The new beauty consultation service is the latest example of how serious L’Oréal is about AR technology and follows closely on the heels of the company’s acquisition of AR beauty platform Modiface in March, marking the first time L’Oréal has acquired a tech company. Perfect Corp.’s YouCam app launched a similar service this year.
A number of beauty brands, including L’Oréal, Covergirl and Coty, have recently ramped up their use of AR tech to encourage virtual trial, while tapping into the popularity of beauty-related content on digital channels.
During the Cannes Lions session, L’Oréal’s chief digital officer Lubomira Rochet emphasized how the beauty giant puts tech at the center of everything it does, going back to when it was founded in 1909 for its innovative hair color formulas. As digital technology’s role in beauty grows, the company wants to ensure it’s well-positioned to take advantage of the latest innovations. AR technology is one part of a broader strategy that also includes working with startups.
“We believe that technology will transform our industry so significantly that it was essential to insource that,” Rochet said of the Modiface deal.
The future of the beauty industry lies in services, personalization and the interplay between the two, which can be significantly enhanced via digital technology, the executive noted.
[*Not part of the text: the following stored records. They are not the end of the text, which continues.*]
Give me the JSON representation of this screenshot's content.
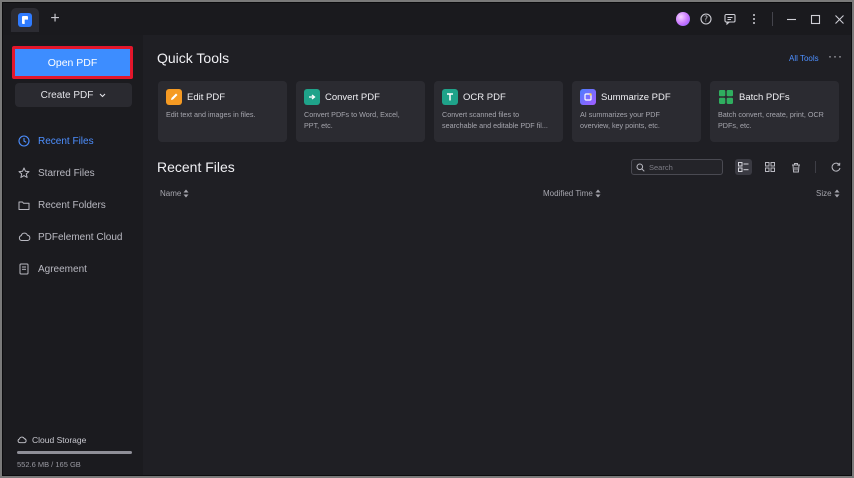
{
  "titlebar": {
    "new_tab_symbol": "+",
    "icons": [
      "avatar",
      "help-icon",
      "feedback-icon",
      "more-vertical-icon",
      "minimize-icon",
      "maximize-icon",
      "close-icon"
    ]
  },
  "sidebar": {
    "open_pdf_label": "Open PDF",
    "create_pdf_label": "Create PDF",
    "items": [
      {
        "label": "Recent Files",
        "icon": "clock-icon",
        "active": true
      },
      {
        "label": "Starred Files",
        "icon": "star-icon",
        "active": false
      },
      {
        "label": "Recent Folders",
        "icon": "folder-icon",
        "active": false
      },
      {
        "label": "PDFelement Cloud",
        "icon": "cloud-icon",
        "active": false
      },
      {
        "label": "Agreement",
        "icon": "document-icon",
        "active": false
      }
    ],
    "storage": {
      "title": "Cloud Storage",
      "usage_text": "552.6 MB / 165 GB",
      "fill_fraction": 0.003
    }
  },
  "quick_tools": {
    "title": "Quick Tools",
    "all_tools_label": "All Tools",
    "more_label": "···",
    "cards": [
      {
        "title": "Edit PDF",
        "desc": "Edit text and images in files.",
        "color": "#f59a23"
      },
      {
        "title": "Convert PDF",
        "desc": "Convert PDFs to Word, Excel,\nPPT, etc.",
        "color": "#1fa38a"
      },
      {
        "title": "OCR PDF",
        "desc": "Convert scanned files to\nsearchable and editable PDF fil...",
        "color": "#1fa38a"
      },
      {
        "title": "Summarize PDF",
        "desc": "AI summarizes your PDF\noverview, key points, etc.",
        "color": "#7a5cff"
      },
      {
        "title": "Batch PDFs",
        "desc": "Batch convert, create, print, OCR\nPDFs, etc.",
        "color": "#2fae5f"
      }
    ]
  },
  "recent_files": {
    "title": "Recent Files",
    "search_placeholder": "Search",
    "columns": {
      "name": "Name",
      "modified": "Modified Time",
      "size": "Size"
    }
  },
  "colors": {
    "accent": "#3d8dff",
    "highlight_border": "#e3162b",
    "background": "#1f1f24"
  }
}
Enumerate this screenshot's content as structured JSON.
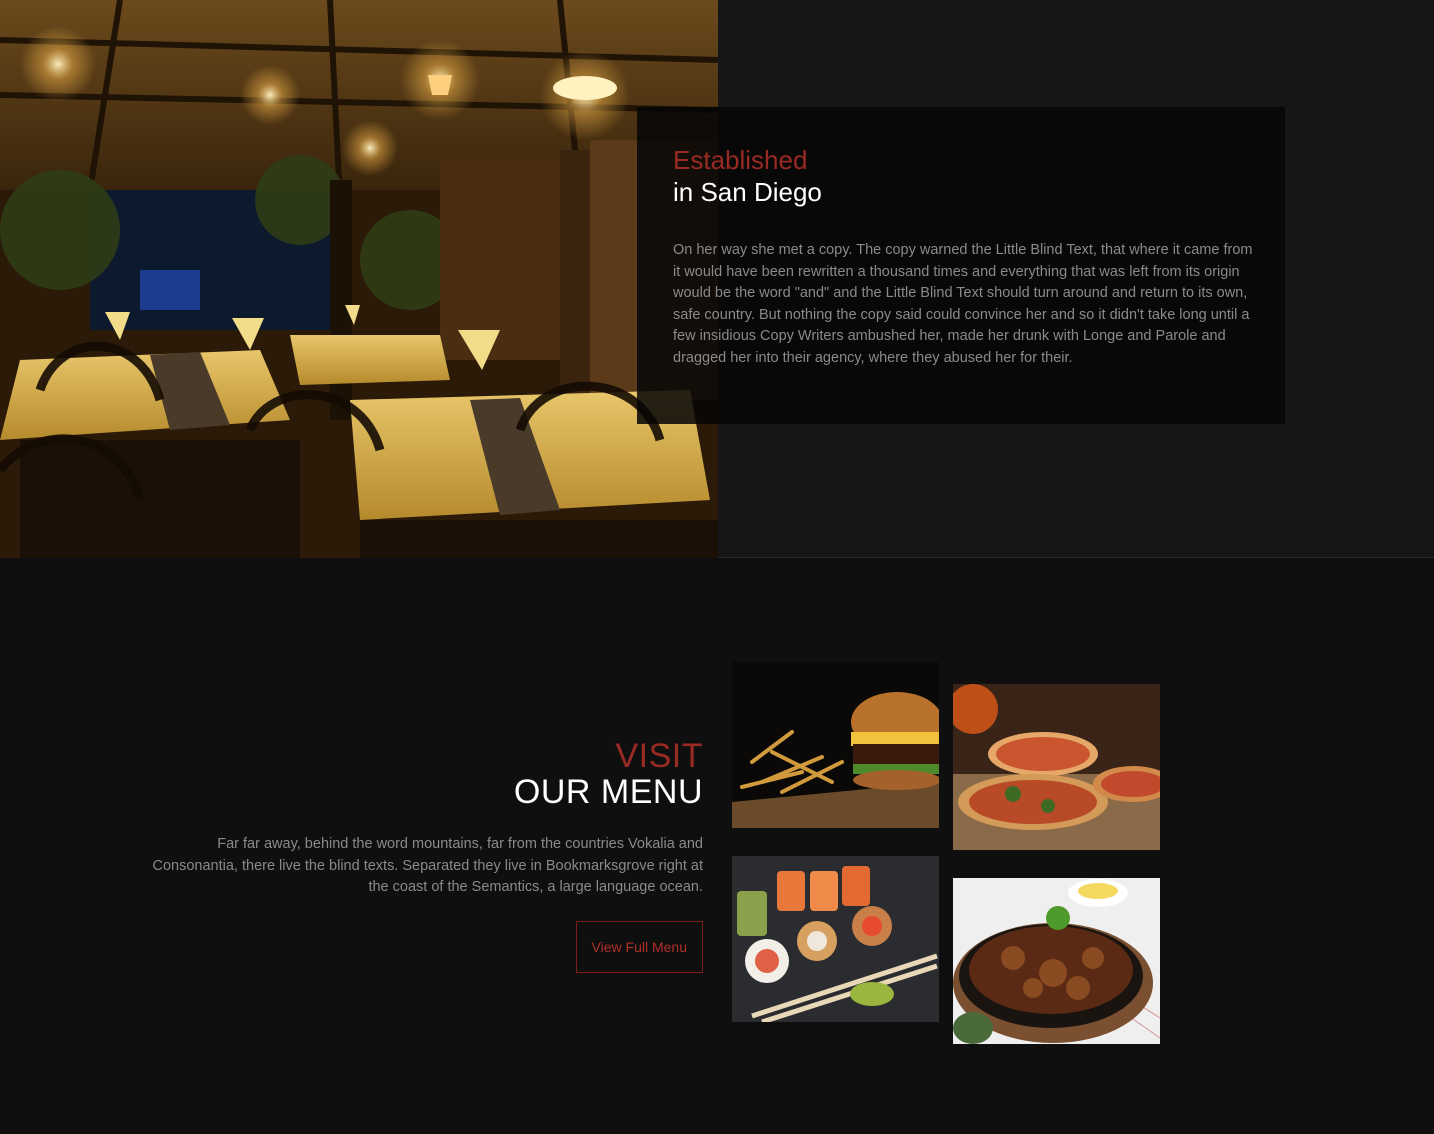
{
  "about": {
    "kicker": "Established",
    "title": "in San Diego",
    "text": "On her way she met a copy. The copy warned the Little Blind Text, that where it came from it would have been rewritten a thousand times and everything that was left from its origin would be the word \"and\" and the Little Blind Text should turn around and return to its own, safe country. But nothing the copy said could convince her and so it didn't take long until a few insidious Copy Writers ambushed her, made her drunk with Longe and Parole and dragged her into their agency, where they abused her for their."
  },
  "menu": {
    "kicker": "VISIT",
    "title": "OUR MENU",
    "text": "Far far away, behind the word mountains, far from the countries Vokalia and Consonantia, there live the blind texts. Separated they live in Bookmarksgrove right at the coast of the Semantics, a large language ocean.",
    "button_label": "View Full Menu",
    "dishes": [
      "burger-and-fries",
      "pizza",
      "sushi",
      "sizzling-beef"
    ]
  },
  "colors": {
    "accent": "#9a2a24",
    "page_bg": "#0f0f0f",
    "section_bg": "#161618",
    "card_bg": "#060606",
    "muted_text": "#8a8a8a"
  }
}
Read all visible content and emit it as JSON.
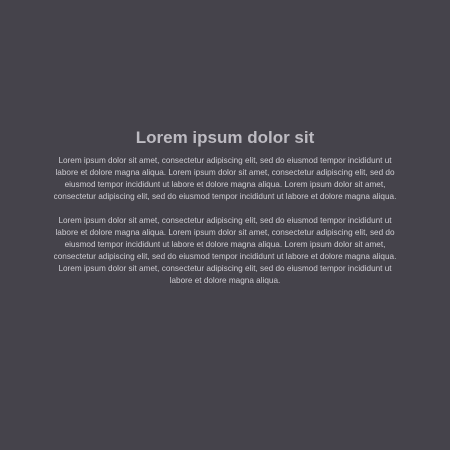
{
  "main": {
    "title": "Lorem ipsum dolor sit",
    "paragraphs": [
      "Lorem ipsum dolor sit amet, consectetur adipiscing elit, sed do eiusmod tempor incididunt ut labore et dolore magna aliqua. Lorem ipsum dolor sit amet, consectetur adipiscing elit, sed do eiusmod tempor incididunt ut labore et dolore magna aliqua. Lorem ipsum dolor sit amet, consectetur adipiscing elit, sed do eiusmod tempor incididunt ut labore et dolore magna aliqua.",
      "Lorem ipsum dolor sit amet, consectetur adipiscing elit, sed do eiusmod tempor incididunt ut labore et dolore magna aliqua. Lorem ipsum dolor sit amet, consectetur adipiscing elit, sed do eiusmod tempor incididunt ut labore et dolore magna aliqua. Lorem ipsum dolor sit amet, consectetur adipiscing elit, sed do eiusmod tempor incididunt ut labore et dolore magna aliqua. Lorem ipsum dolor sit amet, consectetur adipiscing elit, sed do eiusmod tempor incididunt ut labore et dolore magna aliqua."
    ]
  },
  "colors": {
    "background": "#45434b",
    "title": "#bdbbc2",
    "body_text": "#cfcdd3"
  }
}
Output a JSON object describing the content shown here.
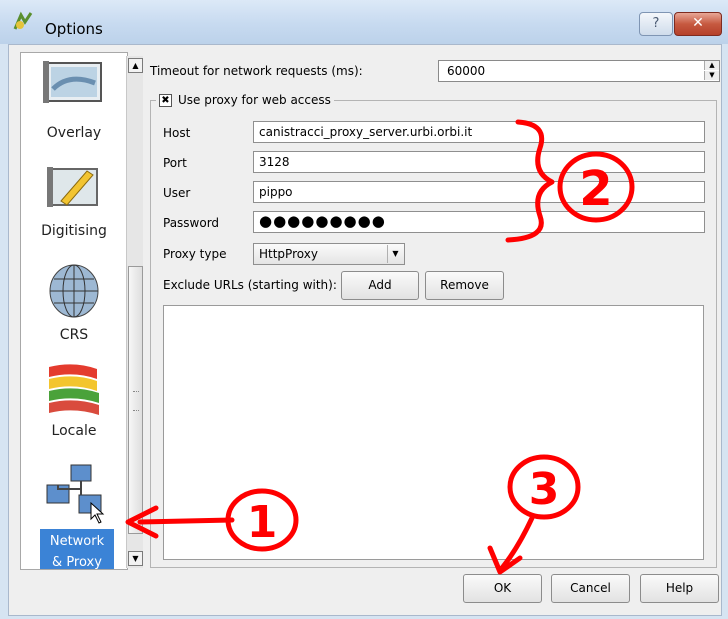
{
  "window": {
    "title": "Options",
    "help_glyph": "?",
    "close_glyph": "✕"
  },
  "sidebar": {
    "items": [
      {
        "label": "Overlay",
        "icon": "overlay-map-icon"
      },
      {
        "label": "Digitising",
        "icon": "digitising-pencil-icon"
      },
      {
        "label": "CRS",
        "icon": "globe-grid-icon"
      },
      {
        "label": "Locale",
        "icon": "flags-icon"
      },
      {
        "label": "Network",
        "label2": "& Proxy",
        "icon": "network-computers-icon",
        "selected": true
      }
    ]
  },
  "network": {
    "timeout_label": "Timeout for network requests (ms):",
    "timeout_value": "60000",
    "use_proxy_label": "Use proxy for web access",
    "use_proxy_checked": "✖",
    "fields": {
      "host_label": "Host",
      "host_value": "canistracci_proxy_server.urbi.orbi.it",
      "port_label": "Port",
      "port_value": "3128",
      "user_label": "User",
      "user_value": "pippo",
      "password_label": "Password",
      "password_value": "●●●●●●●●●",
      "proxy_type_label": "Proxy type",
      "proxy_type_value": "HttpProxy"
    },
    "exclude_label": "Exclude URLs (starting with):",
    "add_label": "Add",
    "remove_label": "Remove"
  },
  "buttons": {
    "ok": "OK",
    "cancel": "Cancel",
    "help": "Help"
  },
  "annotations": {
    "one": "1",
    "two": "2",
    "three": "3",
    "color": "#ff0000"
  }
}
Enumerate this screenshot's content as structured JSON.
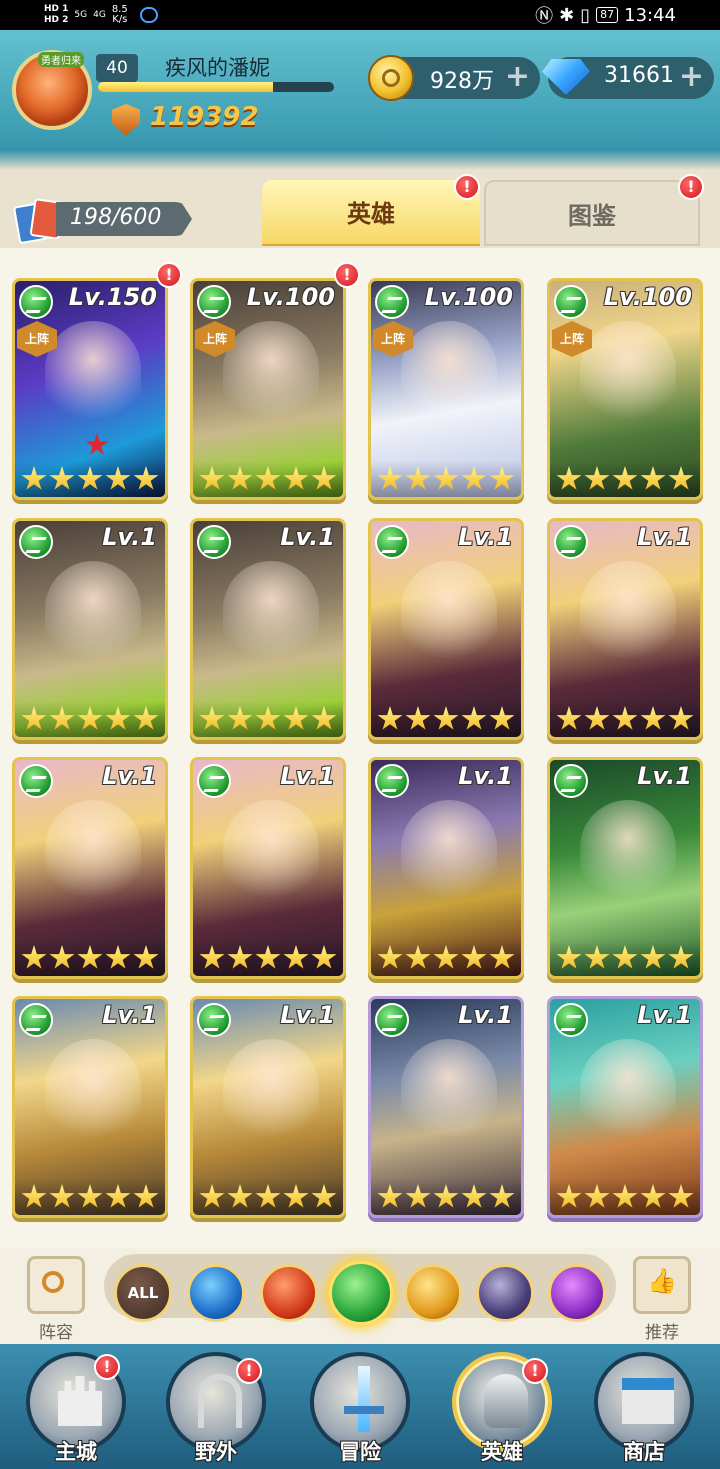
{
  "status_bar": {
    "network_top": "HD 1",
    "network_bottom": "HD 2",
    "signal_1": "5G",
    "signal_2": "4G",
    "speed_value": "8.5",
    "speed_unit": "K/s",
    "battery": "87",
    "time": "13:44"
  },
  "player": {
    "avatar_badge": "勇者归来",
    "level": "40",
    "name": "疾风的潘妮",
    "xp_fraction": 0.74,
    "power": "119392"
  },
  "resources": {
    "gold": "928万",
    "diamonds": "31661",
    "plus": "+"
  },
  "collection": {
    "count": "198/600"
  },
  "tabs": {
    "heroes": "英雄",
    "codex": "图鉴",
    "alert": "!"
  },
  "deployed_label": "上阵",
  "heroes": [
    {
      "level": "Lv.150",
      "deployed": true,
      "alert": true,
      "stars": 5,
      "theme": "shadow"
    },
    {
      "level": "Lv.100",
      "deployed": true,
      "alert": true,
      "stars": 5,
      "theme": "beast"
    },
    {
      "level": "Lv.100",
      "deployed": true,
      "alert": false,
      "stars": 5,
      "theme": "snow"
    },
    {
      "level": "Lv.100",
      "deployed": true,
      "alert": false,
      "stars": 5,
      "theme": "archer"
    },
    {
      "level": "Lv.1",
      "deployed": false,
      "alert": false,
      "stars": 5,
      "theme": "beast"
    },
    {
      "level": "Lv.1",
      "deployed": false,
      "alert": false,
      "stars": 5,
      "theme": "beast"
    },
    {
      "level": "Lv.1",
      "deployed": false,
      "alert": false,
      "stars": 5,
      "theme": "girl"
    },
    {
      "level": "Lv.1",
      "deployed": false,
      "alert": false,
      "stars": 5,
      "theme": "girl"
    },
    {
      "level": "Lv.1",
      "deployed": false,
      "alert": false,
      "stars": 5,
      "theme": "girl"
    },
    {
      "level": "Lv.1",
      "deployed": false,
      "alert": false,
      "stars": 5,
      "theme": "girl"
    },
    {
      "level": "Lv.1",
      "deployed": false,
      "alert": false,
      "stars": 5,
      "theme": "orc"
    },
    {
      "level": "Lv.1",
      "deployed": false,
      "alert": false,
      "stars": 5,
      "theme": "druid"
    },
    {
      "level": "Lv.1",
      "deployed": false,
      "alert": false,
      "stars": 5,
      "theme": "elf"
    },
    {
      "level": "Lv.1",
      "deployed": false,
      "alert": false,
      "stars": 5,
      "theme": "elf"
    },
    {
      "level": "Lv.1",
      "deployed": false,
      "alert": false,
      "stars": 5,
      "theme": "knight"
    },
    {
      "level": "Lv.1",
      "deployed": false,
      "alert": false,
      "stars": 5,
      "theme": "fox"
    }
  ],
  "filters": {
    "lineup_label": "阵容",
    "recommend_label": "推荐",
    "all_label": "ALL",
    "items": [
      "all",
      "water",
      "fire",
      "wind",
      "light",
      "dark",
      "chaos"
    ],
    "selected": "wind"
  },
  "nav": {
    "items": [
      {
        "label": "主城",
        "alert": true
      },
      {
        "label": "野外",
        "alert": true
      },
      {
        "label": "冒险",
        "alert": false
      },
      {
        "label": "英雄",
        "alert": true
      },
      {
        "label": "商店",
        "alert": false
      }
    ],
    "active_index": 3
  },
  "colors": {
    "header": "#3f9fb5",
    "card_border": "#e1c34e",
    "alert": "#d4141b",
    "star": "#f2b41c"
  }
}
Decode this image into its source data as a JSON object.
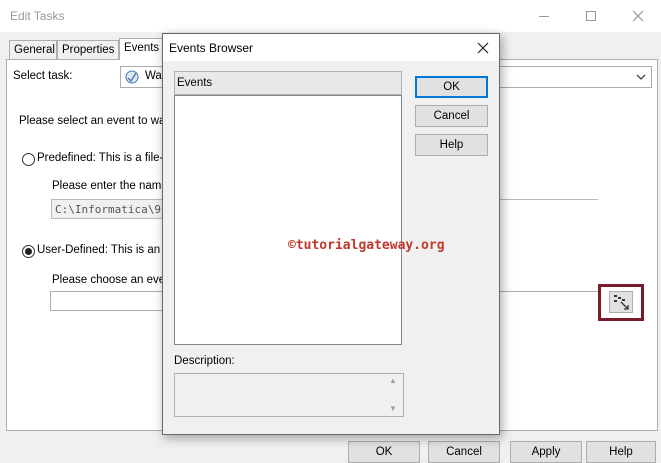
{
  "edit_window": {
    "title": "Edit Tasks",
    "tabs": [
      {
        "label": "General"
      },
      {
        "label": "Properties"
      },
      {
        "label": "Events"
      }
    ],
    "select_task_label": "Select task:",
    "task_combo_value": "Wai",
    "instruction": "Please select an event to wai",
    "predefined_label": "Predefined: This is a file-w",
    "name_label": "Please enter the name",
    "path_value": "C:\\Informatica\\9.6.1\\s",
    "userdefined_label": "User-Defined: This is an ev",
    "choose_label": "Please choose an even",
    "buttons": {
      "ok": "OK",
      "cancel": "Cancel",
      "apply": "Apply",
      "help": "Help"
    }
  },
  "events_dialog": {
    "title": "Events Browser",
    "events_header": "Events",
    "events": [],
    "description_label": "Description:",
    "description_value": "",
    "buttons": {
      "ok": "OK",
      "cancel": "Cancel",
      "help": "Help"
    }
  },
  "watermark": "©tutorialgateway.org",
  "colors": {
    "accent_focus": "#0078d7",
    "highlight_box": "#7a1a2a",
    "watermark": "#c0392b"
  }
}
Launching the AR consultation service with NYX Cosmetics, which L’Oréal acquired in 2014, makes sense because of the brand’s socially driven strategy. Beauty is a popular category on social media, where consumers, influencers and beauty consultants often share tips, trends and new looks. Translating this experience over to a virtual, live consultation doesn’t appear to be much of a stretch.